Data about app and page elements

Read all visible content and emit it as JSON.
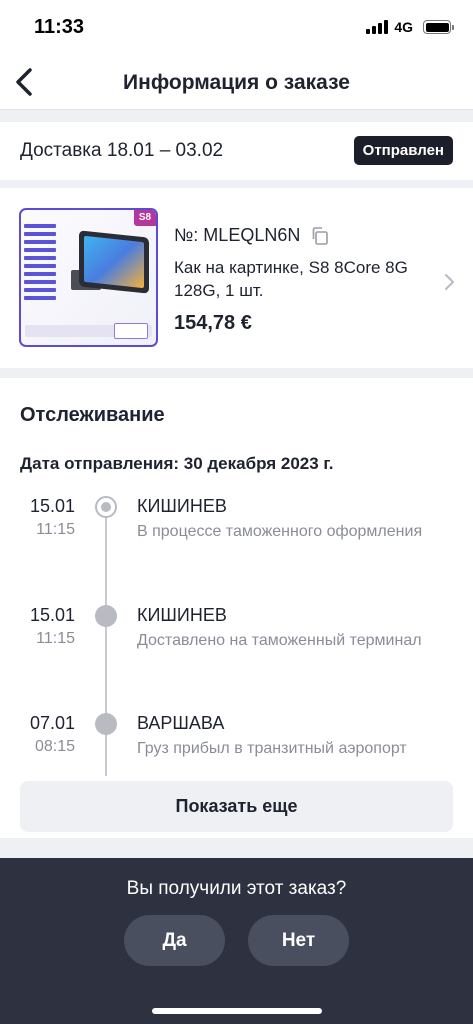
{
  "status_bar": {
    "time": "11:33",
    "network": "4G"
  },
  "nav": {
    "title": "Информация о заказе",
    "back_icon": "chevron-left-icon"
  },
  "delivery": {
    "text": "Доставка 18.01 – 03.02",
    "status": "Отправлен"
  },
  "product": {
    "thumb_badge": "S8",
    "order_number": "№: MLEQLN6N",
    "title": "Как на картинке, S8 8Core 8G 128G, 1 шт.",
    "price": "154,78 €"
  },
  "tracking": {
    "title": "Отслеживание",
    "ship_date": "Дата отправления: 30 декабря 2023 г.",
    "events": [
      {
        "date": "15.01",
        "time": "11:15",
        "city": "КИШИНЕВ",
        "description": "В процессе таможенного оформления"
      },
      {
        "date": "15.01",
        "time": "11:15",
        "city": "КИШИНЕВ",
        "description": "Доставлено на таможенный терминал"
      },
      {
        "date": "07.01",
        "time": "08:15",
        "city": "ВАРШАВА",
        "description": "Груз прибыл в транзитный аэропорт"
      }
    ],
    "show_more": "Показать еще"
  },
  "confirm": {
    "question": "Вы получили этот заказ?",
    "yes": "Да",
    "no": "Нет"
  },
  "colors": {
    "accent_dark": "#1b1f2a",
    "panel": "#2d3140",
    "muted_text": "#8a8d98"
  }
}
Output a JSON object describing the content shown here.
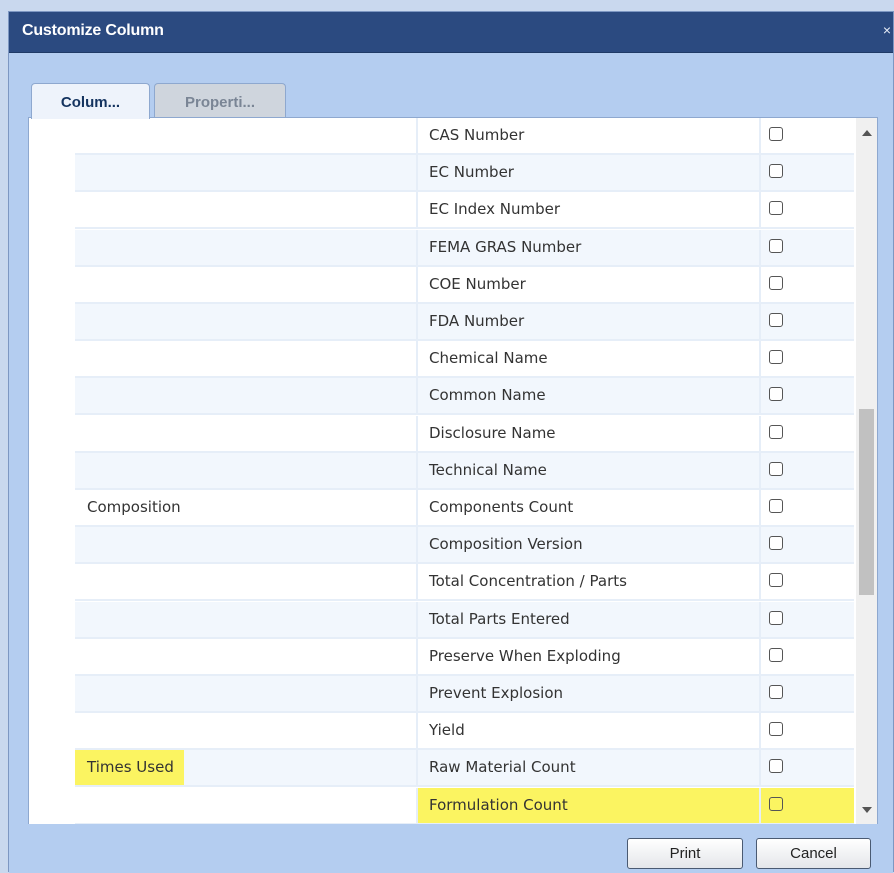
{
  "dialog": {
    "title": "Customize Column",
    "close_glyph": "×"
  },
  "tabs": [
    {
      "label": "Colum...",
      "active": true
    },
    {
      "label": "Properti...",
      "active": false
    }
  ],
  "rows": [
    {
      "group": "",
      "column": "CAS Number",
      "checked": false
    },
    {
      "group": "",
      "column": "EC Number",
      "checked": false
    },
    {
      "group": "",
      "column": "EC Index Number",
      "checked": false
    },
    {
      "group": "",
      "column": "FEMA GRAS Number",
      "checked": false
    },
    {
      "group": "",
      "column": "COE Number",
      "checked": false
    },
    {
      "group": "",
      "column": "FDA Number",
      "checked": false
    },
    {
      "group": "",
      "column": "Chemical Name",
      "checked": false
    },
    {
      "group": "",
      "column": "Common Name",
      "checked": false
    },
    {
      "group": "",
      "column": "Disclosure Name",
      "checked": false
    },
    {
      "group": "",
      "column": "Technical Name",
      "checked": false
    },
    {
      "group": "Composition",
      "column": "Components Count",
      "checked": false
    },
    {
      "group": "",
      "column": "Composition Version",
      "checked": false
    },
    {
      "group": "",
      "column": "Total Concentration / Parts",
      "checked": false
    },
    {
      "group": "",
      "column": "Total Parts Entered",
      "checked": false
    },
    {
      "group": "",
      "column": "Preserve When Exploding",
      "checked": false
    },
    {
      "group": "",
      "column": "Prevent Explosion",
      "checked": false
    },
    {
      "group": "",
      "column": "Yield",
      "checked": false
    },
    {
      "group": "Times Used",
      "column": "Raw Material Count",
      "checked": false,
      "group_highlight": true
    },
    {
      "group": "",
      "column": "Formulation Count",
      "checked": false,
      "column_highlight": true
    }
  ],
  "footer": {
    "print_label": "Print",
    "cancel_label": "Cancel"
  },
  "colors": {
    "title_bar": "#2b4a80",
    "dialog_bg": "#b4cdf0",
    "highlight": "#fbf461",
    "row_alt": "#f2f7fd"
  }
}
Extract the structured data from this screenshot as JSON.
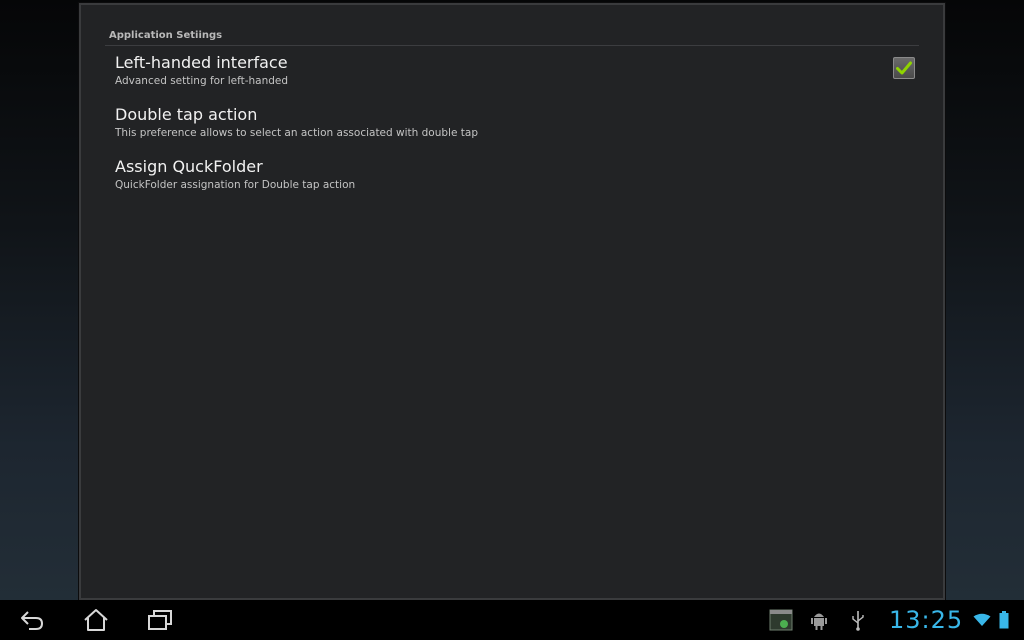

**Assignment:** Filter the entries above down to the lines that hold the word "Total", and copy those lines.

**Output of the exercise:**
      "column": "Total Concentration / Parts",
      "column": "Total Parts Entered",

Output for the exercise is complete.